  7 record(s) selected.

It’s also worth discussing how to drop datalake tables here, because the behaviour might not be intuitive.

By default, when you drop a datalake table, it gets removed from the Db2 system catalogs, but the data files in object storage aren’t removed. The thought here is that by creating an external datalake table, Db2 doesn’t actually own it… it now lives outside the database and Db2 just maintains metadata for it in the catalogs (like it’s schema and its location in object storage). Dropping a datalake table just makes Db2 "forget" it by removing the metadata, but still leaving the data intact.

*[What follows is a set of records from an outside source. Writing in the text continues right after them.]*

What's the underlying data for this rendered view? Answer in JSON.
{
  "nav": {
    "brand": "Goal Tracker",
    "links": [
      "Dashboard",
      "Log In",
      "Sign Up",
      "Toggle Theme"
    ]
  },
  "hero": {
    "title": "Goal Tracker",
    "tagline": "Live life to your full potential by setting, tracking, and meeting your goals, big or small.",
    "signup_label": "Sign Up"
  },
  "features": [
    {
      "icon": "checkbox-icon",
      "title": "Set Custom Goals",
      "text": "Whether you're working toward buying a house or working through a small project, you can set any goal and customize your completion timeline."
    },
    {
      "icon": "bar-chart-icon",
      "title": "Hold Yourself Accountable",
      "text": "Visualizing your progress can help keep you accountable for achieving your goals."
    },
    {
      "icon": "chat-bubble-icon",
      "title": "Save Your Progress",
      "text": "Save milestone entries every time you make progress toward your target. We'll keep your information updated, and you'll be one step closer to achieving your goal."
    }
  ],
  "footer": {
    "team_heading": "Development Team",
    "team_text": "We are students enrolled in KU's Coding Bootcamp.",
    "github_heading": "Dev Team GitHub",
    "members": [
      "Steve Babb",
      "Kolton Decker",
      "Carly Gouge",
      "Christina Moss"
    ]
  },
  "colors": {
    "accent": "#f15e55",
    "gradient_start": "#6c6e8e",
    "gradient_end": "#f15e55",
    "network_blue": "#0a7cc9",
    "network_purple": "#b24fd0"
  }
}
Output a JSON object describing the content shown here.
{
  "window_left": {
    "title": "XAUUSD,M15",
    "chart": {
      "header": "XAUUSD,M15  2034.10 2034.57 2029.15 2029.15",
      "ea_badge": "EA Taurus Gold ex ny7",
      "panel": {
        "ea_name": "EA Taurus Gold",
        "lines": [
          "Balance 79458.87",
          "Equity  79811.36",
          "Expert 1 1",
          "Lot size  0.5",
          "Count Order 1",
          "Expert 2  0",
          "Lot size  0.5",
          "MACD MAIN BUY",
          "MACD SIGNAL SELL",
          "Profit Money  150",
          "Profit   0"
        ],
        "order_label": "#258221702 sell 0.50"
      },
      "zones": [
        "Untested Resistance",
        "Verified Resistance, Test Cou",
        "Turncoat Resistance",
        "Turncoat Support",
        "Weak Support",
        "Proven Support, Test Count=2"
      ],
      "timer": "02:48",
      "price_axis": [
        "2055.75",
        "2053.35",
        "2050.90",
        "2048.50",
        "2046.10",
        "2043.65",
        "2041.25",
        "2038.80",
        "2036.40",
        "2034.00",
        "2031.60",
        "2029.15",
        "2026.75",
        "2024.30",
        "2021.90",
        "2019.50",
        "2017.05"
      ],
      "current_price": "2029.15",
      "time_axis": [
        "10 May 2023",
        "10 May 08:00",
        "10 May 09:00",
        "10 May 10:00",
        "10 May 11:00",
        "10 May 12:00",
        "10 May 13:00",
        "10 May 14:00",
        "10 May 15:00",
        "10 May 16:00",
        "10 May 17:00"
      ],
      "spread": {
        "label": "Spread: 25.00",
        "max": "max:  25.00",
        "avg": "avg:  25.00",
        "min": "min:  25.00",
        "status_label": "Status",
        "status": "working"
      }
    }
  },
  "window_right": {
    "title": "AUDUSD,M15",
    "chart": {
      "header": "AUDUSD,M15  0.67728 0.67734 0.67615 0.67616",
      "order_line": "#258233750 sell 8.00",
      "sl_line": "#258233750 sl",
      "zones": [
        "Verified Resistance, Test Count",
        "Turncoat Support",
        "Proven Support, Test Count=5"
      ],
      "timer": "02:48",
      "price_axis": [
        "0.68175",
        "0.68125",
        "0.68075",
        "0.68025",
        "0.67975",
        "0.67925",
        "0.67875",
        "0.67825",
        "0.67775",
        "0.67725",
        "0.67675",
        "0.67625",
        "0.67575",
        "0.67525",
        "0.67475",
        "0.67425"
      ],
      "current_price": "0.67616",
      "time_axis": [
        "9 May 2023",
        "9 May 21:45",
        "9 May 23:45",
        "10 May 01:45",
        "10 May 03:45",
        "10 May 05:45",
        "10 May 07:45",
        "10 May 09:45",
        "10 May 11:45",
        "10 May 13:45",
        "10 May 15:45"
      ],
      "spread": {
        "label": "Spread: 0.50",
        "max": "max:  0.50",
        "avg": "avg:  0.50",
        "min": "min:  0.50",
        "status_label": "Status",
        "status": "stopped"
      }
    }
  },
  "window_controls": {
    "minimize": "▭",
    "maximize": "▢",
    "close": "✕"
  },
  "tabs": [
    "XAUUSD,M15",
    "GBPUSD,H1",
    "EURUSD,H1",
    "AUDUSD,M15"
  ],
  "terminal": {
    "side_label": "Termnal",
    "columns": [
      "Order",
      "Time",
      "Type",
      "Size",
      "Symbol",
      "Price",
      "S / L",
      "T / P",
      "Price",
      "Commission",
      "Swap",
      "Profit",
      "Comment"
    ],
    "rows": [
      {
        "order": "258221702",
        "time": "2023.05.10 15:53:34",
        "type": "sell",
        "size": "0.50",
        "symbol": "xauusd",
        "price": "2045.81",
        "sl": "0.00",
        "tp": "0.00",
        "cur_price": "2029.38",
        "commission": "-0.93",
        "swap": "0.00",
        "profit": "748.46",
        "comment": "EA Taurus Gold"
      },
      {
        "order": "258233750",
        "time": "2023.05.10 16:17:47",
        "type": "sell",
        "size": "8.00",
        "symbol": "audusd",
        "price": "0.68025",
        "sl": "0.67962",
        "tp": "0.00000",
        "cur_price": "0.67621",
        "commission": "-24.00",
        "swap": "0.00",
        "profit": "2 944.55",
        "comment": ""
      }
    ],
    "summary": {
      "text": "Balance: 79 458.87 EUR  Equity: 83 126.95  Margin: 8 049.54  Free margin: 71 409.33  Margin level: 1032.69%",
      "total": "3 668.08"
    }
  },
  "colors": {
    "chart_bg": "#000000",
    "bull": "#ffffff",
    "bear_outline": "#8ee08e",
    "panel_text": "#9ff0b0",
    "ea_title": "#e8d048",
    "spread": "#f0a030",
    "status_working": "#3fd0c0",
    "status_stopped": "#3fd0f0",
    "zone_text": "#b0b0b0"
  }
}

If you want the data to be deleted when the datalake table is dropped, two conditions must be met:

  1. The external.table.purge table property must be set to true.
  2. When you delete the table, you must specify the DELETE DATA PURGE option.

For example, this creates an Iceberg table with the table property enabled:

create datalake table iceberg4(c1 int) stored by iceberg location 'db2remote://s3alias//db2tables/iceberg4' tblproperties('external.table.purge'='true');
insert into iceberg4 values (1), (2), (3), (4);

And this drops the table and removes the table’s data files in object storage:

drop datalake table iceberg4 delete data purge;

That's it! Hopefully this gave you a feel for Db2's new datalake tables and how and why to use them.

Stay tuned for my next blog on Db2's integration with watsonx.data.


1 comment



Tue March 12, 2024 06:45 AM

Thats interesting, thanks for sharing